A delegate of the select committee added that it is a concern that the Minister of Energy is not in attendance, as it is not possible for CEF Chairperson to answer all the questions.  The delegate further enquired about the outcomes of investigations - whether there is a finding on the legality of the sale of reserve fuel stock, can the sale be reversed and fuel stock be returned, has the present Minister of Energy laid a charge of fraud against the former Minister?  Another delegate raised the recent fuel price hike which took place on 1 June 2018 and the possibility of a further fuel price increase at the end of the month.  The select committee added that these fuel hikes impact the poor negatively and enquired what role PetroSA can play in this area?

CEF responded that with regard to the sale of reserve fuel stock, court papers have been filed and fraud charges against the former Minister are in the process and ongoing.  He indicated that fuel prices are set and that the Department of Energy has a departmental unit dealing with fuel prices.  The CEF Chairman further added that the board has done its utmost best to mitigate financial losses.  Presently, PetroSA is in a position to pay salaries and can be saved.

PetroSA can still play a significant role in the country’s transformation in the petroleum value chain.  It is therefore important that it continues with the exploration and production of oils and natural gas.  Many multinationals undertake exploration of oil and gas.  These activities are costly and high risk.  South Africa must have an organ of state that undertakes these explorations and in the event an exploration is successful, South Africa and Africa will benefit.

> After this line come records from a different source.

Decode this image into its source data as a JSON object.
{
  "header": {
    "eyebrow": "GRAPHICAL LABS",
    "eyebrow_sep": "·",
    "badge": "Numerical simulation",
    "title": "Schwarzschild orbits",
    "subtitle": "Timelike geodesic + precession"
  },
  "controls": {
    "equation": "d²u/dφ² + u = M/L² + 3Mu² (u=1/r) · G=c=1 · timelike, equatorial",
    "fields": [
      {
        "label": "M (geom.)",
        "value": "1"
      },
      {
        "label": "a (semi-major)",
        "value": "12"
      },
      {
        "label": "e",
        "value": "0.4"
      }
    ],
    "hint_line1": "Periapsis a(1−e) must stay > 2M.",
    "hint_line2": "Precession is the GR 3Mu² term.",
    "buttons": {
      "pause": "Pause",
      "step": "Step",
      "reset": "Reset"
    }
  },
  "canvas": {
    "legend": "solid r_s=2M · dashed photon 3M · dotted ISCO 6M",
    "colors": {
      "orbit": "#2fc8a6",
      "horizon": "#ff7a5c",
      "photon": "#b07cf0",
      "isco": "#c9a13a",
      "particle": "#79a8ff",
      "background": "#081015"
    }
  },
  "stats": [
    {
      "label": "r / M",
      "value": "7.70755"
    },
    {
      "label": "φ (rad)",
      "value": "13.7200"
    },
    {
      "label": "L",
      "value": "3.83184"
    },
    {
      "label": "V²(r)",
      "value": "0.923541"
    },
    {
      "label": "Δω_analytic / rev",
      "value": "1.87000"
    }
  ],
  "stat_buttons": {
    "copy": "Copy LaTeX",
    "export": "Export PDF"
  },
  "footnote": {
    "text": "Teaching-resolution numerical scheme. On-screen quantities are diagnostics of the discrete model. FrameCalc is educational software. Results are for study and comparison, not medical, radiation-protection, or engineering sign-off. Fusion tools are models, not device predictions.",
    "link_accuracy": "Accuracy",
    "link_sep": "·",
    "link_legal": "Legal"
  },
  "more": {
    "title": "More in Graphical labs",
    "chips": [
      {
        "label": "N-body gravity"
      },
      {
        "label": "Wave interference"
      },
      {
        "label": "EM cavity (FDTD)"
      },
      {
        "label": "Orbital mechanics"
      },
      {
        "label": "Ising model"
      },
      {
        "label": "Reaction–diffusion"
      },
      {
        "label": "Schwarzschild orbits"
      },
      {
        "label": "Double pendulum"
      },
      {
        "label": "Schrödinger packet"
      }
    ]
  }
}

The CEF Board Chairperson and Members were only appointed in late 2017.  This board change was precipitated by the then rumours of maladministration and possible corruption which are presently being investigated.  The new board will have to turn things around without the benefit of fully knowing what the outcomes of the investigations would be.  Members of Parliament (MPs) must arm themselves with necessary information to guide CEF and in particular, PetroSA. 

An issue that was overlooked is the Mineral and Petroleum Resources Development Act, 2002 (MPRDA).  The MPRDA provides the framework legislation within which upstream oil and gas rights are granted and controlled, together with prospecting and mining rights. 

In terms of recent draft amendments to the MPRDA, PetroSA will as the designated National Oil Company of South Africa benefit significantly from becoming the custodian of the State’s mandatory shareholding in all Petroleum Rights issued by the Petroleum Agency of South Africa (PASA) or its successor in title.  MPs and Delegates need to inform themselves and enquire about whether or not such mandatory shareholding will ultimately assist PetroSA’s sustainability?

The CEF Chairman raised an important point about concluding agreements within the present legislative and policy framework.  He may have been referring to potential investors that wants to partner in gas and oil explorations, but are, however, discouraged by the Royalty-based Tax Scheme.  Cost incurred in oil and gas exploration are exorbitant and high risk.  Perhaps a better model to be explored is production sharing.  This could possibly attract potential investors and assist in the sustainability of PetroSA.